[Work required]:
Locate the string "title" in the listing below. Copy every line where it is found.

____________________

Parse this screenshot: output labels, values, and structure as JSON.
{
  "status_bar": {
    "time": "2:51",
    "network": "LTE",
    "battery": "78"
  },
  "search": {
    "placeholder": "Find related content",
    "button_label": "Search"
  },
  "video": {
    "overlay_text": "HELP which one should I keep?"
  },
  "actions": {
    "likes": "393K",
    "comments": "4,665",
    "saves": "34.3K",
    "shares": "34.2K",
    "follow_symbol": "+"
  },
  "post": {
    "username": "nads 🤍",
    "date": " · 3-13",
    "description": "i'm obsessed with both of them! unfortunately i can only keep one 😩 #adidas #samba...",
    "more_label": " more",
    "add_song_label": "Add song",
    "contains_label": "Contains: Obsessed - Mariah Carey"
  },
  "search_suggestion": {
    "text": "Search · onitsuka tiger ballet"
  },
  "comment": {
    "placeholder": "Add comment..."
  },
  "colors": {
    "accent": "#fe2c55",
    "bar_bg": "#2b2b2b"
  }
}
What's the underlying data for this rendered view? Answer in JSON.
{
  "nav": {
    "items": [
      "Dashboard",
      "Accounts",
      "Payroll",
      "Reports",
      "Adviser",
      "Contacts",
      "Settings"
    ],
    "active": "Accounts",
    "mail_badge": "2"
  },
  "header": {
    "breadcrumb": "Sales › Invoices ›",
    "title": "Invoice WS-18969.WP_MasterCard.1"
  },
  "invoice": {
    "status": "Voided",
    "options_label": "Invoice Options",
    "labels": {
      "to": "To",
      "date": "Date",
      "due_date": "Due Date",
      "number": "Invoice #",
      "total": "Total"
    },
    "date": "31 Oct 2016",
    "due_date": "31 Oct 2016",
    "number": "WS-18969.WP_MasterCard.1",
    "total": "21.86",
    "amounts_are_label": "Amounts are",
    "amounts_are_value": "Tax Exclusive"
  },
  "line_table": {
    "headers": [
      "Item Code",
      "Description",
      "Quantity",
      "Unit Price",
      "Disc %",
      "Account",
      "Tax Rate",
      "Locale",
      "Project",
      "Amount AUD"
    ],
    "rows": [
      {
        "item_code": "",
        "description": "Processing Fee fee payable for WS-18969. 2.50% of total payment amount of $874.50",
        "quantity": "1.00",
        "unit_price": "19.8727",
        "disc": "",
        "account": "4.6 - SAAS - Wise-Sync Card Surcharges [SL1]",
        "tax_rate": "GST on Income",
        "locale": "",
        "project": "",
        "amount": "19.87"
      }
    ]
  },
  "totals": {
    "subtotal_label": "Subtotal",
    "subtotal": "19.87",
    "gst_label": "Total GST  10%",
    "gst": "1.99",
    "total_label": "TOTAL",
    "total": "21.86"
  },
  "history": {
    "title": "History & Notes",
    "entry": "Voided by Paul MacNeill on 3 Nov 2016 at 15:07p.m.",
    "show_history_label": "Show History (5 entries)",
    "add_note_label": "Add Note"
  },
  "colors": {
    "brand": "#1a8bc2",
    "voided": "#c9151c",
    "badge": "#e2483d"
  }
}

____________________

[Answer section]:
    "title": "Invoice WS-18969.WP_MasterCard.1"
    "title": "History & Notes",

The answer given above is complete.